This past June, federal prosecutors, working with the Baltimore Police Department, indicted 15 members of a lethal gang known as “CCC” or “Triple C” (which, in a revealing indicator of our cultural decline, reportedly stands for Cruddy Conniving Crutballs, not the Civilian Conservation Corps). Gang members had allegedly committed 18 murders and attempted 27 more between 2015 and 2020. Though that’s less than 1 percent of Baltimore’s stratospheric homicide total during that period, onlookers might still be tempted to find in the news grounds for optimism that Baltimore’s long-running crime wave is cresting.
Baltimoreans know better. The city has been here before, with large-scale busts leading to a temporary dip in violence that fades quickly. Indeed, Triple C rose to its recent position only after police indicted 14 members of the Black Guerrilla Family (BGF) in 2015 and another 34 in 2016. Triple C’s late founder, Gary Creek—who went on the run when indicted and took his own life when police tracked him down—had seen an opportunity as BGF’s ranks thinned, creating a startup to capture lucrative drug corners suddenly up for grabs and then diversifying into contract killings, carjackings, and robberies.
In economics jargon, BGF’s demise had disturbed the competitive equilibrium, creating opportunities for rivals. Of course, in illegal economies, competition for market share and profits usually takes violent forms. According to the indictment, this included “murders of rival gang members and narcotics dealers” and “witness intimidation and retaliation.” But Creek and his minions also showed a flair for marketing, the indictment noted:
Triple C members supported rap artists or were burgeoning rap artists themselves, who would support Triple C by including lyrics about the gang in their songs. For example, in one rap artist’s music video on social media, the lyrics included “ain’t no Crip or no Blood, I’m Triple C baby.” Several alleged members and associates of Triple C are in the video dancing and waving firearms during the rap. In addition, gang members allegedly wore clothing touting the gang and warning against “snitching,” and promoted the gang by giving away clothing, such as T-shirts and hats.

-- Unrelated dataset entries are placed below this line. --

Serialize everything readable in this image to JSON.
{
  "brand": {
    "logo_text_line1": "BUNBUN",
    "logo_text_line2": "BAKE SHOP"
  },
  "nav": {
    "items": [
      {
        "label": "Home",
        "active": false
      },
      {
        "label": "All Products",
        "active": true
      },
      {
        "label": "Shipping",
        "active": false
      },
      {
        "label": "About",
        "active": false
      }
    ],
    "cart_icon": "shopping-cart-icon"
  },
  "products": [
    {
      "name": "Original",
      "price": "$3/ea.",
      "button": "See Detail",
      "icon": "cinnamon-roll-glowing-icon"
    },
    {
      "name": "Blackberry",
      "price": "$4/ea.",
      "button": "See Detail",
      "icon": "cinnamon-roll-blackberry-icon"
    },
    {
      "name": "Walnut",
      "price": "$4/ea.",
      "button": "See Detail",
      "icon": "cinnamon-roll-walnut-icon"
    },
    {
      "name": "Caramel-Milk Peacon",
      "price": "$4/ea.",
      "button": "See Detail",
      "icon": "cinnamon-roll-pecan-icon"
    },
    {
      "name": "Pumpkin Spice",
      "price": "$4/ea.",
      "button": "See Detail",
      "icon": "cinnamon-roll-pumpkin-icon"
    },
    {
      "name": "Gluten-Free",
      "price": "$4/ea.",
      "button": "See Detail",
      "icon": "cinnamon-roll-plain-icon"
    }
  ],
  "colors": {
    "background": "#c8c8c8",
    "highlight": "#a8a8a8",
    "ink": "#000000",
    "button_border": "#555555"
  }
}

All of which is deeply disquieting, not least because gangs like Triple C seem so skilled at normalizing a criminal culture among the young. Creek’s indicted lieutenants average just 22.9 years of age; most started down this bloody path before they could vote or take a legal drink. Many CCC foot soldiers and sympathizers are now in their teens. Among them—or in the ranks of Triple C’s rivals—might be the next generation of gang leaders eager to fill the market vacuum just created.
Stopping this vicious circle will require consistent cooperation across the ideological divide. Alas, progressives, whose power is absolute in cities like Baltimore, show zero appetite for the kind of proactive policing that dramatically reduced homicide rates in New York and elsewhere starting in the 1990s (for example, the stop, question, and frisk tactics that made gangbangers think twice about routinely carrying weapons). Even as evidence accumulates that de-policing is costing lives, demands to reduce police budgets proliferate, and some left-leaning prosecutors have effectively repealed laws against various “low-level” offenses such as drug possession or attempted distribution, prostitution, and trespassing. Decarceration is the watchword; police are supposed to focus on “trigger-pullers” or the relatively small number of criminals who account for a large share of violent crimes.
Conservatives correctly note that this approach, dubbed “targeted enforcement,” ignores the fact that becoming a criminal is a developmental process—and that tolerating lower-level offenses can lead to a sense of invulnerability that encourages escalation. An excellent case study of California’s dysfunctional juvenile- justice system, Edward Humes’s No Matter How Loud I Shout (1996), profiled many delinquents who faced trivial consequences for minor crimes and then were shocked to find themselves charged as adults and doing hard time when, in their view, they had done little more than what had previously earned them a slap on the wrist.
But conservatives, understandably reluctant to throw money at problems, tend to overlook the fact that some programs do reduce delinquency and limit the supply of youths willing to sign on with the likes of Triple C. Early intervention is key: one Department of Justice study found that very young offenders—often with “first referrals” before age ten—have a much higher probability of moving on to serious, violent, and chronic careers than older-onset delinquents. A Rand Corporation study reported high returns (in crimes averted) from interventions such as parent-training and incentives for completing high school. And data from the Chicago Longitudinal Study show that “comprehensive educational and family support services from ages 3 to 9” were cost-effective, generating improvements in academic achievement and reductions in juvenile crime that yielded social benefits many times their cost.
We can only hope, then, that some compromise is possible—with those on the left backing off the de-policing appeals to facilitate short-term progress against crime, and those on the right loosening the purse strings for crime-prevention programs that hold longer-term promise. Failing that, we’re likely to keep reading the same stories about high murder rates in cities like Baltimore for years to come.
Photo by Jahi Chikwendiu/The Washington Post via Getty Images